In defense

In the comments of the last post, a couple of you expressed shock and displeasure over the Jenna Wilson's quote. In defense of Jenna, I want to set a couple of things straight.

First, in my email to Jenna, I asked her advice on the impossible. I am between two sizes in the Morrigan pattern. After reading the pattern, I realized that there was pretty much NO HOPE of ever resizing the pattern. If you read the pattern you will understand why. The sweater is entirely cabled. There are no stockinette panels to play around with. All the shaping in the sweater is done by changes in the cable patterns. Jenna created the different sizes for the sweater by playing around with the number and arrangement of cable patterns.

Second, the quote was only the first sentence in very lengthy email from Jenna. Although Jenna did not have a super secret way to easily resize the sweater, she gave me a lot of information about the fit (ease) of the sweater and instructions on how to lengthen the sweater. She was extremely helpful and kind.

Third, the fact that Jenna has not knit the sweater is not as unusual as you might think. Many knitwear designers, particularly big-name full-time designers, simply do not have the time to knit every single garment that they design. Most of these designers employ sample knitters—skilled knitters who make the garments that you see in books and magazines.* If you lose respect for a designer simply because he or she has not knit one of his or her garments, then I suspect that you will be losing respect for designers such as Fiona Ellis, Norah Gaughan, Annie Modesitt, and many others.

I have nothing but the utmost respect and admiration for Jenna Wilson. She created a beautiful and amazingly complex sweater by swatching and using math. The fact that she was able to do this without ever handling the garment is a tribute to her skill and ability as a designer.

Coming up soon:
Peter’s vest—finished and modeled!
What I did this weekend. Hint: It involved math and two people named Amy and Jillian.

* Also note that sample knitters are different from “test knitters.” Test knitters are knitters of any ability who are given the pattern to test. Sample knitters are experienced knitters who are paid to produce a perfect garment.


Rachel said...

First! How unlike me. Though I admit that in my hurry to be first, I haven't even read your post yet. I hope it's not about some horrible tragedy that has befallen you. I'm going back to check now.

Helen said...

i cannot WAIT to see that sweater. mmmm. i know you will have a grand old time knitting pink cables. again. but they're tiny this time.

okay okay. i never point out the word verification because it is generally crap. but today it is "zanynp" yes. you are zany. no prob.


LaBean said...

Wow. And to think, I didn't even bat an eye when I read that comment... goes to show just how commonplace this is. You are so right about this.
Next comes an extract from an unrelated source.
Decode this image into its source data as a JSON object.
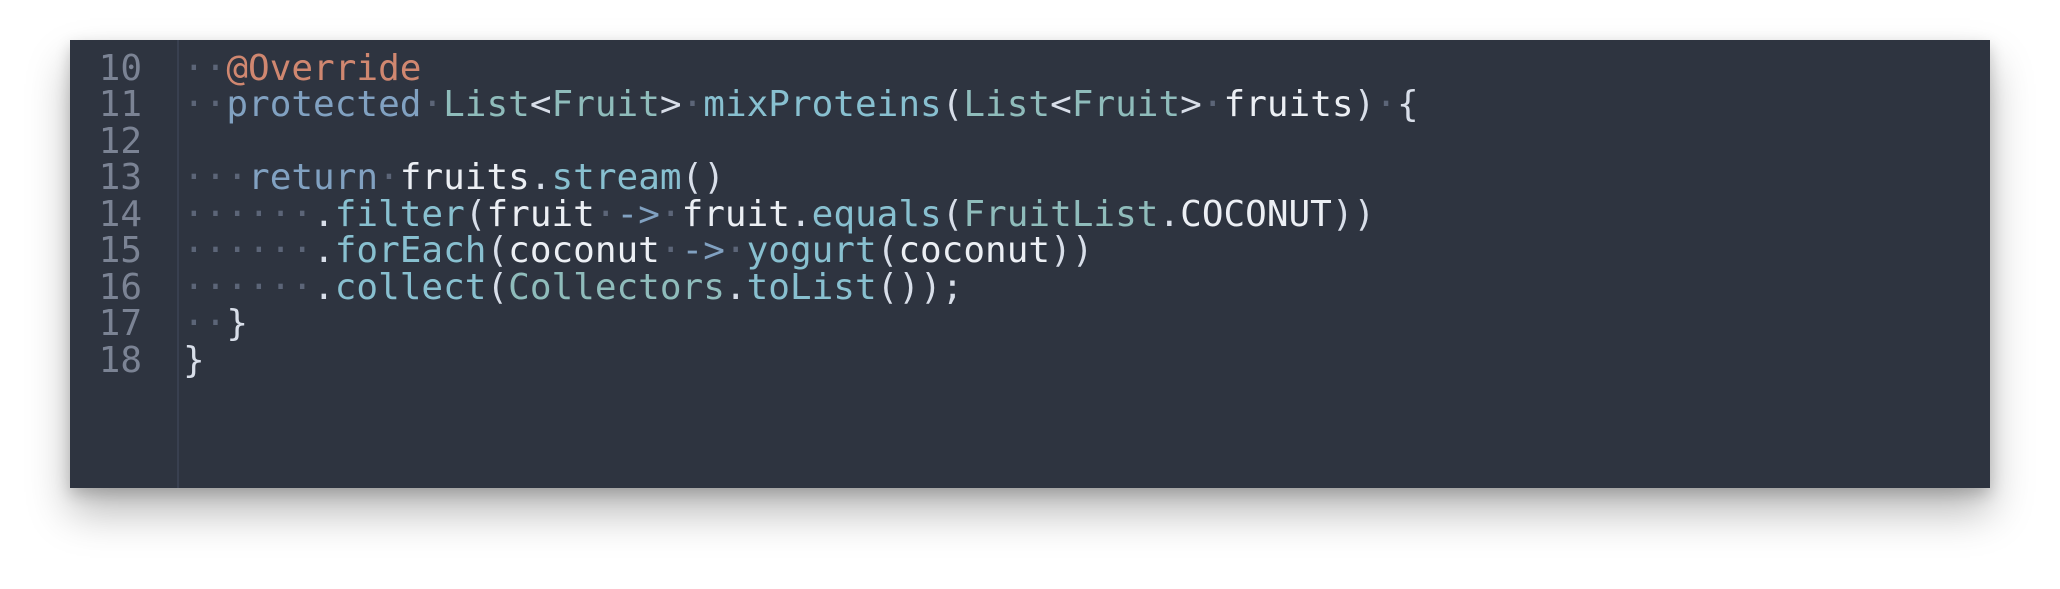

Karen said...

*patiently waits to see how the class with Amy was*

KeanaLee said...

Can't wait to see it!
Quite frankly I wish I had a litte "sample knitter elf" living in my closet. I could yarn shop all day & in the evening give him the stuff & just like that in the morning I would have a new garment. Then he could sleep all day & I would go yarn shopping again!

Cordelia said...

Yes -- Jenna had a post on her blog about how wonderful Wannetta(?) was for knitting up the sweater, and I'm pretty sure Jenna's post even had a very sweet comment about how she -- Jenna -- couldn't have done it as well.
Love math. Can't wait to hear about it. :-)

Obsessed with knitting said...

Well done! Maybe you should be a knitting editor/test knitter?

Wannietta said...

Hi Laura - I found you through your Morrigan on Ravelry. Jenna was definitely the brains of the operation! To her credit, Jenna did start knitting Morrigan, but when deadlines loom like the Sword of Damocles, my specialty - speed - comes in handy. I look forward to seeing your progress!